** Opening PROVIDED RECORDS block **

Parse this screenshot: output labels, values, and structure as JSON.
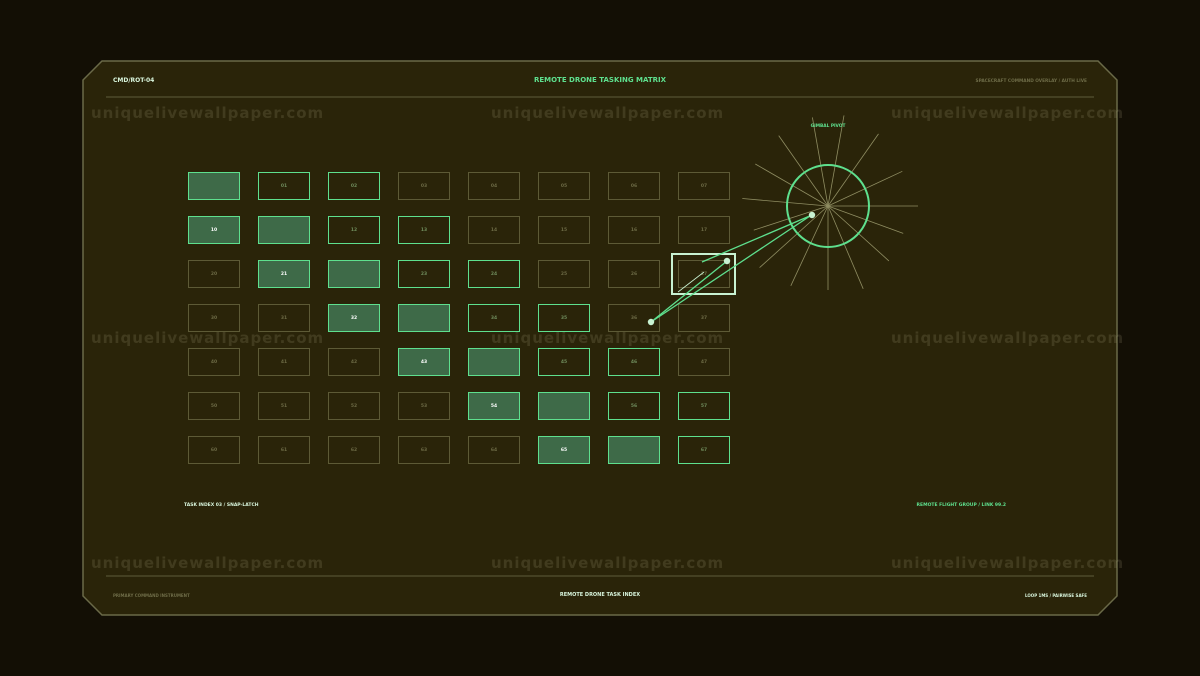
{
  "header": {
    "left_code": "CMD/ROT-04",
    "title": "REMOTE DRONE TASKING MATRIX",
    "right_status": "SPACECRAFT COMMAND OVERLAY / AUTH LIVE"
  },
  "gimbal": {
    "label": "GIMBAL PIVOT"
  },
  "panel_labels": {
    "left": "TASK INDEX 03 / SNAP-LATCH",
    "right": "REMOTE FLIGHT GROUP / LINK 99.2"
  },
  "footer": {
    "left": "PRIMARY COMMAND INSTRUMENT",
    "center": "REMOTE DRONE TASK INDEX",
    "right": "LOOP 1MS / PAIRWISE SAFE"
  },
  "watermark": "uniquelivewallpaper.com",
  "colors": {
    "background": "#130f05",
    "panel": "#2a2409",
    "accent_green": "#5ee08e",
    "cell_fill": "#3e6a48",
    "dim_border": "#5d5a36"
  },
  "grid": {
    "rows": [
      [
        {
          "label": "",
          "state": "fill"
        },
        {
          "label": "01",
          "state": "line"
        },
        {
          "label": "02",
          "state": "line"
        },
        {
          "label": "03",
          "state": "dim"
        },
        {
          "label": "04",
          "state": "dim"
        },
        {
          "label": "05",
          "state": "dim"
        },
        {
          "label": "06",
          "state": "dim"
        },
        {
          "label": "07",
          "state": "dim"
        }
      ],
      [
        {
          "label": "10",
          "state": "fill"
        },
        {
          "label": "",
          "state": "fill"
        },
        {
          "label": "12",
          "state": "line"
        },
        {
          "label": "13",
          "state": "line"
        },
        {
          "label": "14",
          "state": "dim"
        },
        {
          "label": "15",
          "state": "dim"
        },
        {
          "label": "16",
          "state": "dim"
        },
        {
          "label": "17",
          "state": "dim"
        }
      ],
      [
        {
          "label": "20",
          "state": "dim"
        },
        {
          "label": "21",
          "state": "fill"
        },
        {
          "label": "",
          "state": "fill"
        },
        {
          "label": "23",
          "state": "line"
        },
        {
          "label": "24",
          "state": "line"
        },
        {
          "label": "25",
          "state": "dim"
        },
        {
          "label": "26",
          "state": "dim"
        },
        {
          "label": "27",
          "state": "dim"
        }
      ],
      [
        {
          "label": "30",
          "state": "dim"
        },
        {
          "label": "31",
          "state": "dim"
        },
        {
          "label": "32",
          "state": "fill"
        },
        {
          "label": "",
          "state": "fill"
        },
        {
          "label": "34",
          "state": "line"
        },
        {
          "label": "35",
          "state": "line"
        },
        {
          "label": "36",
          "state": "dim"
        },
        {
          "label": "37",
          "state": "dim"
        }
      ],
      [
        {
          "label": "40",
          "state": "dim"
        },
        {
          "label": "41",
          "state": "dim"
        },
        {
          "label": "42",
          "state": "dim"
        },
        {
          "label": "43",
          "state": "fill"
        },
        {
          "label": "",
          "state": "fill"
        },
        {
          "label": "45",
          "state": "line"
        },
        {
          "label": "46",
          "state": "line"
        },
        {
          "label": "47",
          "state": "dim"
        }
      ],
      [
        {
          "label": "50",
          "state": "dim"
        },
        {
          "label": "51",
          "state": "dim"
        },
        {
          "label": "52",
          "state": "dim"
        },
        {
          "label": "53",
          "state": "dim"
        },
        {
          "label": "54",
          "state": "fill"
        },
        {
          "label": "",
          "state": "fill"
        },
        {
          "label": "56",
          "state": "line"
        },
        {
          "label": "57",
          "state": "line"
        }
      ],
      [
        {
          "label": "60",
          "state": "dim"
        },
        {
          "label": "61",
          "state": "dim"
        },
        {
          "label": "62",
          "state": "dim"
        },
        {
          "label": "63",
          "state": "dim"
        },
        {
          "label": "64",
          "state": "dim"
        },
        {
          "label": "65",
          "state": "fill"
        },
        {
          "label": "",
          "state": "fill"
        },
        {
          "label": "67",
          "state": "line"
        }
      ]
    ]
  }
}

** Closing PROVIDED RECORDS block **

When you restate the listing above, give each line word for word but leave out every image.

Parse this screenshot: output labels, values, and structure as JSON.
{
  "header": {
    "left_code": "CMD/ROT-04",
    "title": "REMOTE DRONE TASKING MATRIX",
    "right_status": "SPACECRAFT COMMAND OVERLAY / AUTH LIVE"
  },
  "gimbal": {
    "label": "GIMBAL PIVOT"
  },
  "panel_labels": {
    "left": "TASK INDEX 03 / SNAP-LATCH",
    "right": "REMOTE FLIGHT GROUP / LINK 99.2"
  },
  "footer": {
    "left": "PRIMARY COMMAND INSTRUMENT",
    "center": "REMOTE DRONE TASK INDEX",
    "right": "LOOP 1MS / PAIRWISE SAFE"
  },
  "watermark": "uniquelivewallpaper.com",
  "colors": {
    "background": "#130f05",
    "panel": "#2a2409",
    "accent_green": "#5ee08e",
    "cell_fill": "#3e6a48",
    "dim_border": "#5d5a36"
  },
  "grid": {
    "rows": [
      [
        {
          "label": "",
          "state": "fill"
        },
        {
          "label": "01",
          "state": "line"
        },
        {
          "label": "02",
          "state": "line"
        },
        {
          "label": "03",
          "state": "dim"
        },
        {
          "label": "04",
          "state": "dim"
        },
        {
          "label": "05",
          "state": "dim"
        },
        {
          "label": "06",
          "state": "dim"
        },
        {
          "label": "07",
          "state": "dim"
        }
      ],
      [
        {
          "label": "10",
          "state": "fill"
        },
        {
          "label": "",
          "state": "fill"
        },
        {
          "label": "12",
          "state": "line"
        },
        {
          "label": "13",
          "state": "line"
        },
        {
          "label": "14",
          "state": "dim"
        },
        {
          "label": "15",
          "state": "dim"
        },
        {
          "label": "16",
          "state": "dim"
        },
        {
          "label": "17",
          "state": "dim"
        }
      ],
      [
        {
          "label": "20",
          "state": "dim"
        },
        {
          "label": "21",
          "state": "fill"
        },
        {
          "label": "",
          "state": "fill"
        },
        {
          "label": "23",
          "state": "line"
        },
        {
          "label": "24",
          "state": "line"
        },
        {
          "label": "25",
          "state": "dim"
        },
        {
          "label": "26",
          "state": "dim"
        },
        {
          "label": "27",
          "state": "dim"
        }
      ],
      [
        {
          "label": "30",
          "state": "dim"
        },
        {
          "label": "31",
          "state": "dim"
        },
        {
          "label": "32",
          "state": "fill"
        },
        {
          "label": "",
          "state": "fill"
        },
        {
          "label": "34",
          "state": "line"
        },
        {
          "label": "35",
          "state": "line"
        },
        {
          "label": "36",
          "state": "dim"
        },
        {
          "label": "37",
          "state": "dim"
        }
      ],
      [
        {
          "label": "40",
          "state": "dim"
        },
        {
          "label": "41",
          "state": "dim"
        },
        {
          "label": "42",
          "state": "dim"
        },
        {
          "label": "43",
          "state": "fill"
        },
        {
          "label": "",
          "state": "fill"
        },
        {
          "label": "45",
          "state": "line"
        },
        {
          "label": "46",
          "state": "line"
        },
        {
          "label": "47",
          "state": "dim"
        }
      ],
      [
        {
          "label": "50",
          "state": "dim"
        },
        {
          "label": "51",
          "state": "dim"
        },
        {
          "label": "52",
          "state": "dim"
        },
        {
          "label": "53",
          "state": "dim"
        },
        {
          "label": "54",
          "state": "fill"
        },
        {
          "label": "",
          "state": "fill"
        },
        {
          "label": "56",
          "state": "line"
        },
        {
          "label": "57",
          "state": "line"
        }
      ],
      [
        {
          "label": "60",
          "state": "dim"
        },
        {
          "label": "61",
          "state": "dim"
        },
        {
          "label": "62",
          "state": "dim"
        },
        {
          "label": "63",
          "state": "dim"
        },
        {
          "label": "64",
          "state": "dim"
        },
        {
          "label": "65",
          "state": "fill"
        },
        {
          "label": "",
          "state": "fill"
        },
        {
          "label": "67",
          "state": "line"
        }
      ]
    ]
  }
}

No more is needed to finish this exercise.